Page and application data records

============

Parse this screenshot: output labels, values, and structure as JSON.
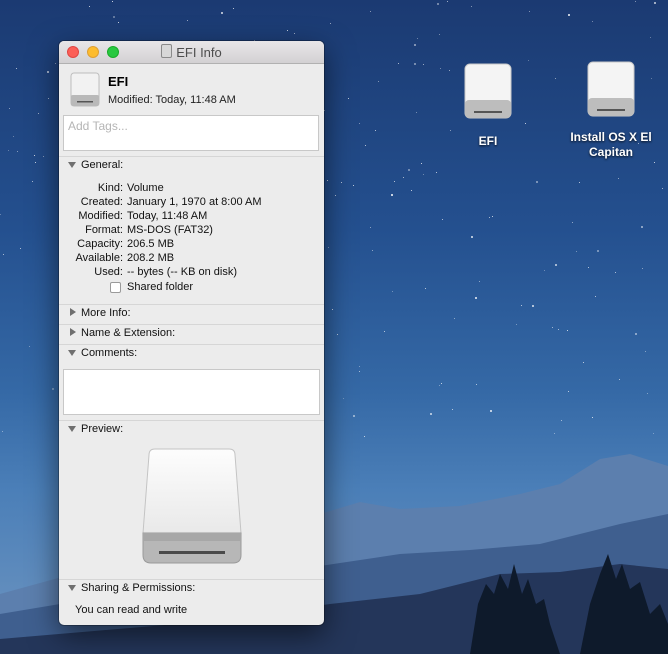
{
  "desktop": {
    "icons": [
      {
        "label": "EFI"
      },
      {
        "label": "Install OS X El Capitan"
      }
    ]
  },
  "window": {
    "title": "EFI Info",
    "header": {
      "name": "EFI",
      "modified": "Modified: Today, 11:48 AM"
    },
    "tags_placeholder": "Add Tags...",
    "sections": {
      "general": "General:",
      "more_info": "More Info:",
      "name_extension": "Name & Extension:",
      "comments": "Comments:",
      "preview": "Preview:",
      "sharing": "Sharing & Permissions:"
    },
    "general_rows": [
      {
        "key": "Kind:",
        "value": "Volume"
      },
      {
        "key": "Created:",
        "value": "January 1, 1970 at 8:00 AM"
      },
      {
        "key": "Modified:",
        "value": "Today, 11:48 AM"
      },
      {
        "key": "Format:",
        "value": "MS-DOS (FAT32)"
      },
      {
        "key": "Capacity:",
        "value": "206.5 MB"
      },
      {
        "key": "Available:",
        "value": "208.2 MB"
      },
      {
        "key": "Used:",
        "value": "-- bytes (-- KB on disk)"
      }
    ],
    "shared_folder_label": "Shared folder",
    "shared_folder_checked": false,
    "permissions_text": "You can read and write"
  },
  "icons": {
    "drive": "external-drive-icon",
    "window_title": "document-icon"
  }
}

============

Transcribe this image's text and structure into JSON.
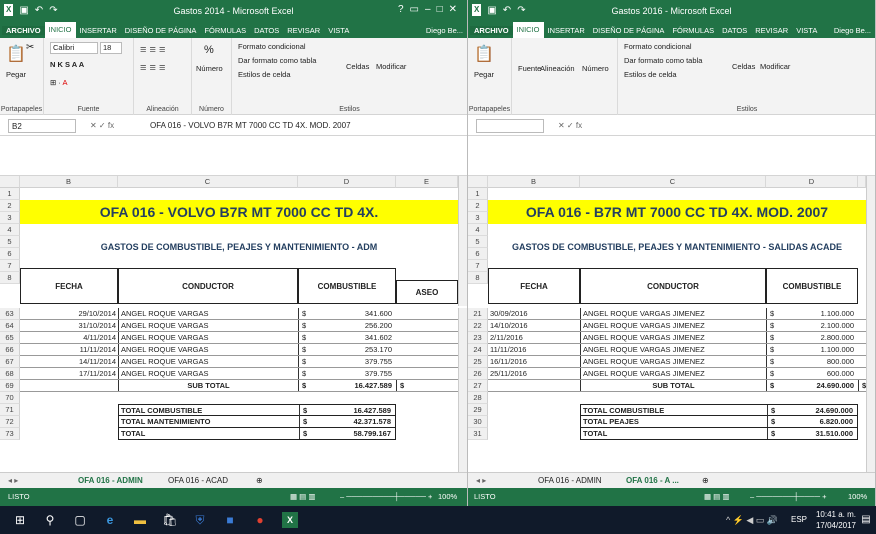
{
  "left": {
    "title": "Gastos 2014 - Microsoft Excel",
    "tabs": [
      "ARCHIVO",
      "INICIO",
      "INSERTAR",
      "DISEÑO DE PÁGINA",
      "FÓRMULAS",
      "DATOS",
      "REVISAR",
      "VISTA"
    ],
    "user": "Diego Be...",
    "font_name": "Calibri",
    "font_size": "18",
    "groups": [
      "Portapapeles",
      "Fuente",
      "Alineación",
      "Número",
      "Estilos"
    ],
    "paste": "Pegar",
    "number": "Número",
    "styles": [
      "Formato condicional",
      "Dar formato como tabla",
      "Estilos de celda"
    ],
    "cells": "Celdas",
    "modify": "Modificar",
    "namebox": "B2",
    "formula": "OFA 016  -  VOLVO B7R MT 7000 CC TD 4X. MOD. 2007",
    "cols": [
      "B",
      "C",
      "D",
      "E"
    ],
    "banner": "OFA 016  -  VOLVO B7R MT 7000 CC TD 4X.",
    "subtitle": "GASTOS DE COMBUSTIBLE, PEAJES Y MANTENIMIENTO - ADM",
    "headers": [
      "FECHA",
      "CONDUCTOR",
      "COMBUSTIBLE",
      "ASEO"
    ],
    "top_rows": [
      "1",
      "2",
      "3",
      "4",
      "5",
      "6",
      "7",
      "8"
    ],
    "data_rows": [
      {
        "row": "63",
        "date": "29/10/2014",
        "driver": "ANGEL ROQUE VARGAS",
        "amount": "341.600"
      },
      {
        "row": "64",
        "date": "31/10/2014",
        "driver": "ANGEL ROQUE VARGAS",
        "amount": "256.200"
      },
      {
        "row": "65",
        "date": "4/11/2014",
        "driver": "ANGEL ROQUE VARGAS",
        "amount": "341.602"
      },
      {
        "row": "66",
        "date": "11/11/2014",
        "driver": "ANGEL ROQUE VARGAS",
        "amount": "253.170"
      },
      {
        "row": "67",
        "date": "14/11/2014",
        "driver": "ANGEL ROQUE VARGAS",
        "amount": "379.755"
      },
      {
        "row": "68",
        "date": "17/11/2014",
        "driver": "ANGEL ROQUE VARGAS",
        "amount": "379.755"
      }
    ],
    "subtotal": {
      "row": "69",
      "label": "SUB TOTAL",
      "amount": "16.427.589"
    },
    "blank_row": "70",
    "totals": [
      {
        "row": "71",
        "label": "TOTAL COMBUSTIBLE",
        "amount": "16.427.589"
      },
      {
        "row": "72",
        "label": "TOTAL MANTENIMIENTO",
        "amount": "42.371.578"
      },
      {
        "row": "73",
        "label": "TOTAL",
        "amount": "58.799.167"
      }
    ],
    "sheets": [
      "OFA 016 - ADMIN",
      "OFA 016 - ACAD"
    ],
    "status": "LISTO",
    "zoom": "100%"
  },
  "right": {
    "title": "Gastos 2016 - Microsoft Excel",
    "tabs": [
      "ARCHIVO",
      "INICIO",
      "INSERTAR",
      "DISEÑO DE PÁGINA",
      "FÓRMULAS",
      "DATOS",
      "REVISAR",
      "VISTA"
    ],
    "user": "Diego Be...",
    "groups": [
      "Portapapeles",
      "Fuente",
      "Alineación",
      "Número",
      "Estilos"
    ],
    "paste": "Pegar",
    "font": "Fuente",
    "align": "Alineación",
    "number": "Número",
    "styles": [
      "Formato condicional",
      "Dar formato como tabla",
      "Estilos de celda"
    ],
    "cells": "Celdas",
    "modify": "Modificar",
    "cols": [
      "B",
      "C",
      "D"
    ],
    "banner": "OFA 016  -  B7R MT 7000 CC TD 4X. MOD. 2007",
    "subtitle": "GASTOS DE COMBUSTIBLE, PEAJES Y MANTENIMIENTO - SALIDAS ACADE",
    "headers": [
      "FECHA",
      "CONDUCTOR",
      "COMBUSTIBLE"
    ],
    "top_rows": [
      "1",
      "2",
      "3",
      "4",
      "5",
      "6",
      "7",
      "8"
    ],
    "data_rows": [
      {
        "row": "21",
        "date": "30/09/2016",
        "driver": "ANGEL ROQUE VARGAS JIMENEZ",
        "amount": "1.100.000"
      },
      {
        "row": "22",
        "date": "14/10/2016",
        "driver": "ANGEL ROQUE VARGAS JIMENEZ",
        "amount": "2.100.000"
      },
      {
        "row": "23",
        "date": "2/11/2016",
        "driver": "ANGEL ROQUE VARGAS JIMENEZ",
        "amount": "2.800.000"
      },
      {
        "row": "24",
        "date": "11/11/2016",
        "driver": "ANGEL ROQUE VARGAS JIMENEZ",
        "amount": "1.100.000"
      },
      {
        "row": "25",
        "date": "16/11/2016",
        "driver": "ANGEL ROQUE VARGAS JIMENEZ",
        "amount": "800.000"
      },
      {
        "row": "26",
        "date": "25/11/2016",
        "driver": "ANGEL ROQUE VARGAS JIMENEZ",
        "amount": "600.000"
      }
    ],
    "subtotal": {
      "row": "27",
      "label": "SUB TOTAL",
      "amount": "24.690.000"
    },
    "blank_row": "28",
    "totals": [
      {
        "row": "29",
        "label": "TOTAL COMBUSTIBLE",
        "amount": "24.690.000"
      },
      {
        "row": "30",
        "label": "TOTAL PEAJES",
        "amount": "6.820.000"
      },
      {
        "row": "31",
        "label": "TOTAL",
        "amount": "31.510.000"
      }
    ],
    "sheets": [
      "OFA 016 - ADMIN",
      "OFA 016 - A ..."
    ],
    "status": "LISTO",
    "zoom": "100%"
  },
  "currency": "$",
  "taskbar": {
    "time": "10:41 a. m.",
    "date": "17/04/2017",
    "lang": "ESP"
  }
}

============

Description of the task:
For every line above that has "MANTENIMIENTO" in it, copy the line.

Solution:
    "subtitle": "GASTOS DE COMBUSTIBLE, PEAJES Y MANTENIMIENTO - ADM",
        "label": "TOTAL MANTENIMIENTO",
    "subtitle": "GASTOS DE COMBUSTIBLE, PEAJES Y MANTENIMIENTO - SALIDAS ACADE",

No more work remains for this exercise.